One of the genius effects of Ronald Reagan back in the 1980s was that he turned Democrats into deficit hawks, which was an unfamiliar place for the Keynes-drunk party that exists to spend more. It was an existential crisis for Democrats. Reagan’s tax cuts and unprecedented (at that time) budget deficits not only forced Democrats into becoming tax increase advocates, but put the brakes on any extravagant new spending programs. No wonder they kept losing in landslides. (I still like Reagan’s insouciant answers when pressed on the deficits. “Do you take any of the blame for deficits, sir?” Sam Donaldson asked. “Yes,” the Gipper replied, “because for a long time I was a Democrat.” Also: “I don’t worry about the deficit too much. It’s big enough to take care of itself.”)
Well, Democrats have gotten over it. They know that the punitive taxes they wish to impose on the super rich won’t generate anywhere close to the revenue needed for their Green New Medicare-for-All Free College and Puppies-for-Everyone Deal, but no problem! We can just print all the money we need!
No, seriously, that’s their plan.
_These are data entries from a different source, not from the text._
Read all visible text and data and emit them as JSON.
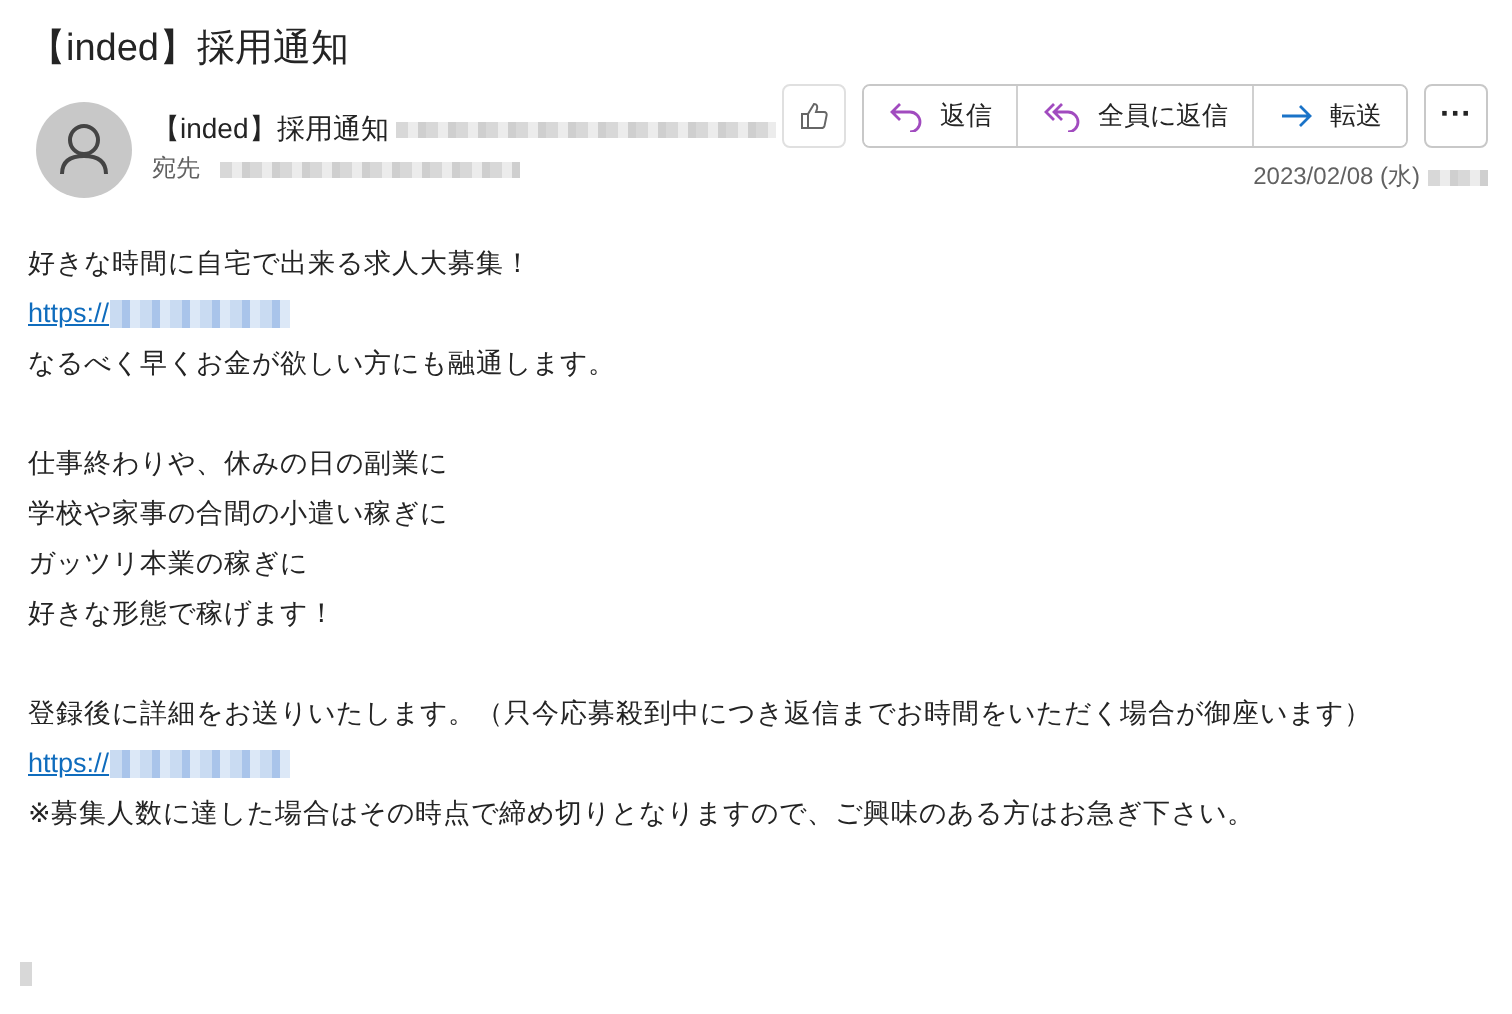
{
  "subject": "【inded】採用通知",
  "sender": {
    "name": "【inded】採用通知",
    "to_label": "宛先"
  },
  "actions": [
    {
      "kind": "reply",
      "label": "返信"
    },
    {
      "kind": "reply_all",
      "label": "全員に返信"
    },
    {
      "kind": "forward",
      "label": "転送"
    }
  ],
  "more": "···",
  "date": "2023/02/08 (水)",
  "body": [
    {
      "kind": "text",
      "text": "好きな時間に自宅で出来る求人大募集！"
    },
    {
      "kind": "link",
      "text": "https://"
    },
    {
      "kind": "text",
      "text": "なるべく早くお金が欲しい方にも融通します。"
    },
    {
      "kind": "blank"
    },
    {
      "kind": "text",
      "text": "仕事終わりや、休みの日の副業に"
    },
    {
      "kind": "text",
      "text": "学校や家事の合間の小遣い稼ぎに"
    },
    {
      "kind": "text",
      "text": "ガッツリ本業の稼ぎに"
    },
    {
      "kind": "text",
      "text": "好きな形態で稼げます！"
    },
    {
      "kind": "blank"
    },
    {
      "kind": "text",
      "text": "登録後に詳細をお送りいたします。（只今応募殺到中につき返信までお時間をいただく場合が御座います）"
    },
    {
      "kind": "link",
      "text": "https://"
    },
    {
      "kind": "text",
      "text": "※募集人数に達した場合はその時点で締め切りとなりますので、ご興味のある方はお急ぎ下さい。"
    }
  ]
}
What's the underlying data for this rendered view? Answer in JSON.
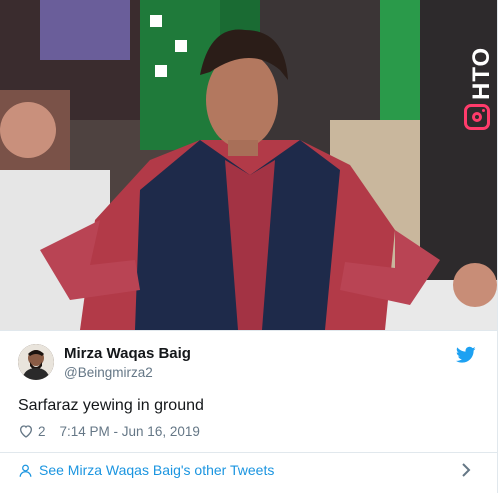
{
  "media": {
    "watermark_text": "HTO",
    "instagram_icon": "instagram-icon"
  },
  "tweet": {
    "display_name": "Mirza Waqas Baig",
    "handle": "@Beingmirza2",
    "text": "Sarfaraz yewing in ground",
    "likes": "2",
    "timestamp": "7:14 PM - Jun 16, 2019",
    "footer_link": "See Mirza Waqas Baig's other Tweets"
  },
  "icons": {
    "logo": "twitter-bird-icon",
    "like": "heart-icon",
    "profile": "person-icon",
    "more": "chevron-right-icon"
  },
  "colors": {
    "link": "#1b95e0",
    "brand": "#1da1f2",
    "secondary_text": "#657786",
    "primary_text": "#14171a",
    "border": "#e1e8ed"
  }
}
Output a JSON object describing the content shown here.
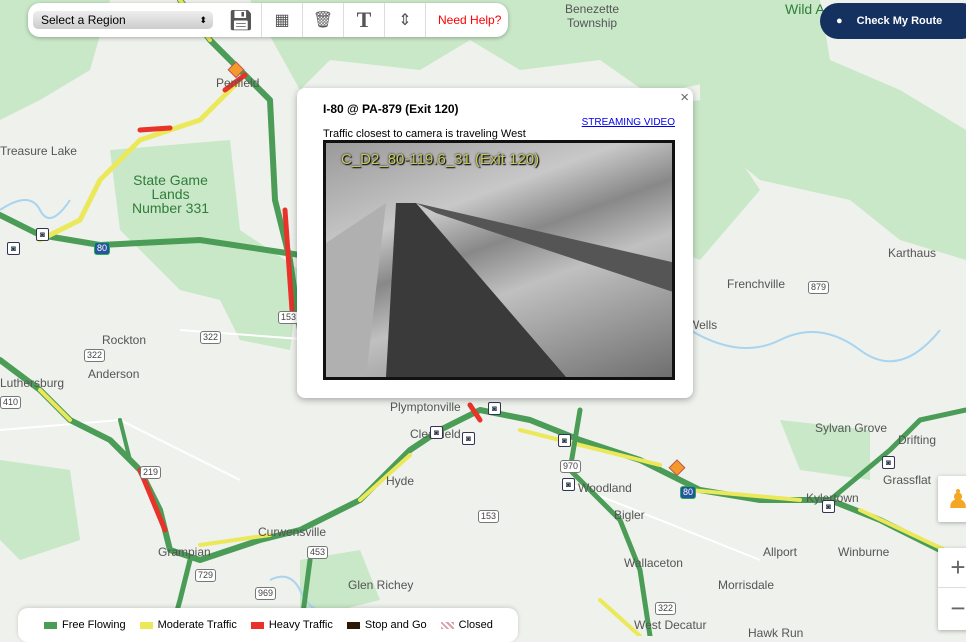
{
  "toolbar": {
    "region_select": "Select a Region",
    "tools": [
      {
        "icon": "save-icon"
      },
      {
        "icon": "map-icon"
      },
      {
        "icon": "trash-icon"
      },
      {
        "icon": "text-icon"
      },
      {
        "icon": "resize-icon"
      }
    ],
    "help": "Need Help?"
  },
  "route_button": {
    "label": "Check My Route",
    "icon": "location-pin-icon"
  },
  "popup": {
    "title": "I-80 @ PA-879 (Exit 120)",
    "streaming": "STREAMING VIDEO",
    "direction": "Traffic closest to camera is traveling West",
    "camera_caption": "C_D2_80-119.6_31 (Exit 120)"
  },
  "legend": [
    {
      "label": "Free Flowing",
      "color": "#4a9c57"
    },
    {
      "label": "Moderate Traffic",
      "color": "#ebe85a"
    },
    {
      "label": "Heavy Traffic",
      "color": "#e8322a"
    },
    {
      "label": "Stop and Go",
      "color": "#2a1a06"
    },
    {
      "label": "Closed",
      "color": "#d9a0a8"
    }
  ],
  "map": {
    "labels": [
      "Benezette\nTownship",
      "Wild A",
      "Treasure Lake",
      "Penfield",
      "State Game\nLands\nNumber 331",
      "Rockton",
      "Anderson",
      "Luthersburg",
      "Frenchville",
      "Karthaus",
      "Sylvan Grove",
      "Drifting",
      "Grassflat",
      "Kylertown",
      "Winburne",
      "Allport",
      "Morrisdale",
      "Bigler",
      "Woodland",
      "Wallaceton",
      "Clearfield",
      "Hyde",
      "Curwensville",
      "Grampian",
      "Glen Richey",
      "West Decatur",
      "Hawk Run",
      "Plymptonville",
      "Wells"
    ],
    "shields": [
      "322",
      "322",
      "410",
      "153",
      "153",
      "879",
      "219",
      "729",
      "969",
      "453",
      "970",
      "322",
      "80",
      "80"
    ]
  },
  "colors": {
    "free": "#4a9c57",
    "moderate": "#ebe85a",
    "heavy": "#e8322a",
    "route_button": "#14315f"
  }
}
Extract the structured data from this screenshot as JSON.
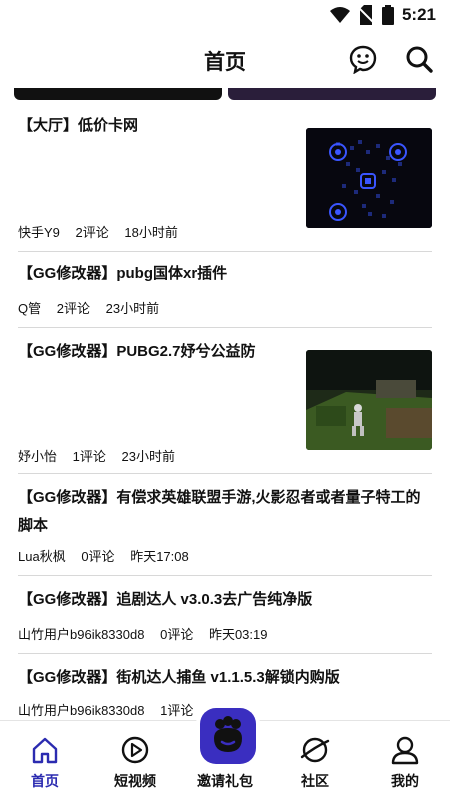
{
  "status": {
    "time": "5:21"
  },
  "header": {
    "title": "首页"
  },
  "posts": [
    {
      "title": "【大厅】低价卡网",
      "author": "快手Y9",
      "comments": "2评论",
      "time": "18小时前"
    },
    {
      "title": "【GG修改器】pubg国体xr插件",
      "author": "Q管",
      "comments": "2评论",
      "time": "23小时前"
    },
    {
      "title": "【GG修改器】PUBG2.7妤兮公益防",
      "author": "妤小怡",
      "comments": "1评论",
      "time": "23小时前"
    },
    {
      "title": "【GG修改器】有偿求英雄联盟手游,火影忍者或者量子特工的脚本",
      "author": "Lua秋枫",
      "comments": "0评论",
      "time": "昨天17:08"
    },
    {
      "title": "【GG修改器】追剧达人 v3.0.3去广告纯净版",
      "author": "山竹用户b96ik8330d8",
      "comments": "0评论",
      "time": "昨天03:19"
    },
    {
      "title": "【GG修改器】街机达人捕鱼 v1.1.5.3解锁内购版",
      "author": "山竹用户b96ik8330d8",
      "comments": "1评论",
      "time": ""
    }
  ],
  "tabs": [
    {
      "label": "首页",
      "icon": "home-icon",
      "active": true
    },
    {
      "label": "短视频",
      "icon": "play-icon"
    },
    {
      "label": "邀请礼包",
      "icon": "gift-icon"
    },
    {
      "label": "社区",
      "icon": "planet-icon"
    },
    {
      "label": "我的",
      "icon": "user-icon"
    }
  ],
  "colors": {
    "accent": "#2b2bb0",
    "invite_bg": "#3a2ec0"
  }
}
The left has not only forgotten about the failure of socialism (okay, yes, yes, they never knew that in the first place, but still); they have apparently forgotten about inflation from monetary indiscipline, too. It’s called “Modern Monetary Theory,” and it says that sovereign debt is good, and that the United States is especially blessed with super-borrowing capacity because the dollar reigns supreme. So we should borrow like there’s no tomorrow. Of course, since we’re reliably informed that we only have 12 years lefty to solve climate change, why not?
This idea is not really “modern” at all, and you’d be right to think it is just a new term for Keynesian deficit spending, just as the left’s favorite epithet of the moment, “Neoliberalism,” is just a new term for “Capitalism.” Some people are calling MMT “the Laffer Curve of the Left.” But keep your eye on this. It’s going to be a cornerstone of the Democrats’ socialist economic policy to come. (To be sure, Vice President Cheney is reported to have said that “Reagan proved deficits don’t matter,” but that infamous quote was taken out of context and distorted. He didn’t mean permanent structural deficits for consumption, though the Bush Administration was plenty guilty of that especially with Medicare Part D; he meant temporary deficits for things like wars, infrastructure, etc.)
MMT is getting some backup from mainstream economists. The incoming president of the American Economics Association, Olivier Blanchard, argued in his presidential address that the costs of public debt might have lower welfare costs than previously thought, which you can bet will be cited by the Krugmanites of the world on behalf of a massive spending spree (though Blanchard is more circumspect about extrapolating in this way).
It occurred to me recently that everything has gone wrong since Milton Friedman died in 2006.
Chaser, for old time’s sake:
UPDATE—I’ve found an explainer for MMT: